Mettler cited a national poll from 2008 in which participants were asked whether or not they had “ever used a government social program.” Over 40 percent of respondents said “no,” but when presented with an array of specific federal policies and asked whether they had ever benefited from at least one, over 90 percent said “yes.”
As Mettler had predicted, submerged policies were predominantly among those policies whose beneficiaries had responded to not ever using a federal social program.
As a result, Mettler argued that the submerged state ended up undercutting American democracy by promoting misinformed, passive, and anti-government sentiment among the public. When Americans receive submerged benefits, they aren’t likely to understand the policy’s content or impact and they detect almost no action or attention coming from their government.
To describe the relation between the submerged state and the ACA, Mettler notes that submergence contributes to the broad, misinformed notion that healthcare policy is created through market institutions. Since Americans generally don’t perceive healthcare as functioning within the government’s purview, government intervention and initiation of reform efforts are unexpected and often unwelcome, denounced as a “government takeover.”
Moreover, as Mettler explained in her book, Obama’s particular vision for healthcare reform “required transformation of the Submerged State in order to be accomplished.”
Obama was required to rework the anatomy of the submerged state, changing deep-rooted and often invisible policies and precedents in order to establish new provisions, many of which, like the “channeling [of] millions of new customers toward insurance companies for coverage,” were also invisible, Mettler wrote.
Further, because selective interests were deeply invested in the submerged state, the Obama administration couldn’t simply ignore them. It had to accommodate them in order to achieve reform.
Mettler talked about the involvement of selective interests in the policy process leading up to the ACA.
“Every time for decades that change has been proposed in these policy areas, [selective interest] groups double down and they protect the existing system. And Obama was up against that,” Mettler said.

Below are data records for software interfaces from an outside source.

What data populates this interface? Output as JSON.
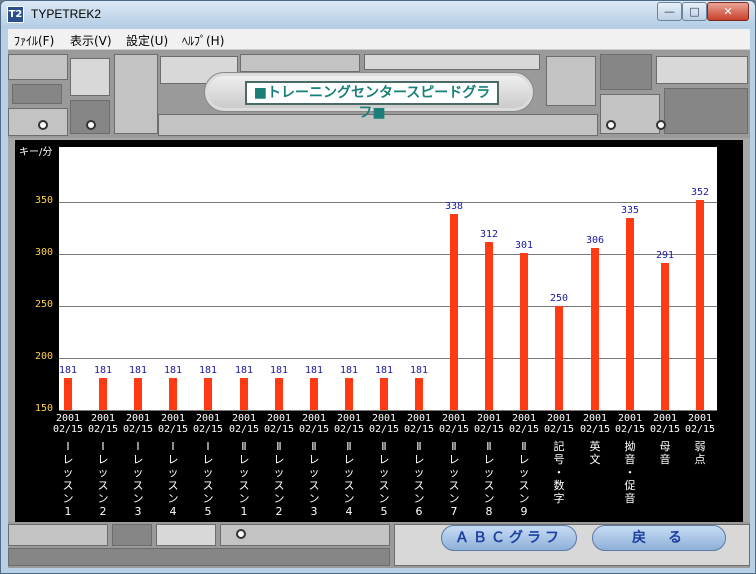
{
  "window": {
    "title": "TYPETREK2",
    "icon_text": "T2"
  },
  "menubar": {
    "items": [
      "ﾌｧｲﾙ(F)",
      "表示(V)",
      "設定(U)",
      "ﾍﾙﾌﾟ(H)"
    ]
  },
  "banner": {
    "label": "■トレーニングセンタースピードグラフ■"
  },
  "chart_data": {
    "type": "bar",
    "ylabel": "キー/分",
    "ylim": [
      150,
      380
    ],
    "yticks": [
      150,
      200,
      250,
      300,
      350
    ],
    "x_dates": [
      "2001\n02/15",
      "2001\n02/15",
      "2001\n02/15",
      "2001\n02/15",
      "2001\n02/15",
      "2001\n02/15",
      "2001\n02/15",
      "2001\n02/15",
      "2001\n02/15",
      "2001\n02/15",
      "2001\n02/15",
      "2001\n02/15",
      "2001\n02/15",
      "2001\n02/15",
      "2001\n02/15",
      "2001\n02/15",
      "2001\n02/15",
      "2001\n02/15",
      "2001\n02/15"
    ],
    "categories": [
      "Ⅰ\nレ\nッ\nス\nン\n1",
      "Ⅰ\nレ\nッ\nス\nン\n2",
      "Ⅰ\nレ\nッ\nス\nン\n3",
      "Ⅰ\nレ\nッ\nス\nン\n4",
      "Ⅰ\nレ\nッ\nス\nン\n5",
      "Ⅱ\nレ\nッ\nス\nン\n1",
      "Ⅱ\nレ\nッ\nス\nン\n2",
      "Ⅱ\nレ\nッ\nス\nン\n3",
      "Ⅱ\nレ\nッ\nス\nン\n4",
      "Ⅱ\nレ\nッ\nス\nン\n5",
      "Ⅱ\nレ\nッ\nス\nン\n6",
      "Ⅱ\nレ\nッ\nス\nン\n7",
      "Ⅱ\nレ\nッ\nス\nン\n8",
      "Ⅱ\nレ\nッ\nス\nン\n9",
      "記\n号\n・\n数\n字",
      "英\n文",
      "拗\n音\n・\n促\n音",
      "母\n音",
      "弱\n点"
    ],
    "values": [
      181,
      181,
      181,
      181,
      181,
      181,
      181,
      181,
      181,
      181,
      181,
      338,
      312,
      301,
      250,
      306,
      335,
      291,
      352
    ],
    "bar_color": "#ff3b16",
    "grid": true
  },
  "buttons": {
    "abc_graph": "ＡＢＣグラフ",
    "back": "戻　る"
  },
  "colors": {
    "banner_text": "#197f78",
    "ytick": "#ffd24a",
    "value_label": "#1a1aa0"
  }
}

The Obama administration’s dealing with selective interests was noticed by the public, and as a result, the administration landed its reform efforts a reputation for favoring moneyed interests and excluding the American people.
What the public often perceived, then, was not only a disregard for ordinary Americans, but also an amalgam of unclear or unseen objectives functioning within a policy domain not thought appropriate for government involvement in the first place.
Mettler believes that heightened awareness of the submerged state would generate more favorable circumstances, not only in regards to healthcare, but in regards to all social policy.
“One of the things that I hope people take away [from this research],” Mettler said, “is that in fact nearly everyone in the United States, nearly all of us, are beneficiaries of government social benefits.”
Mettler talked about how the structure of social benefits in the U.S. deviates from that of other developed countries.
The key difference is that in the U.S. the array of social benefits are “more upwardly redistributed. We give more benefits to higher income people,” said Mettler. However we do so in a submerged manner that seems to erase any trace of government involvement. As a result, “people think of these as earned benefits, and they think of them as coming through the private sector.”
In order for the submerged state to be reconfigured, Mettler suggested the need for more transparent and meaningful communication between the American people and the government and more policies that challenge submergence.
“We like to think of social benefits as just for those other people, particularly low-income people,” Mettler said. “But in fact, the welfare state, once you include these [submerged] policies, is actually just as large as it is in other comparable, affluent nations.”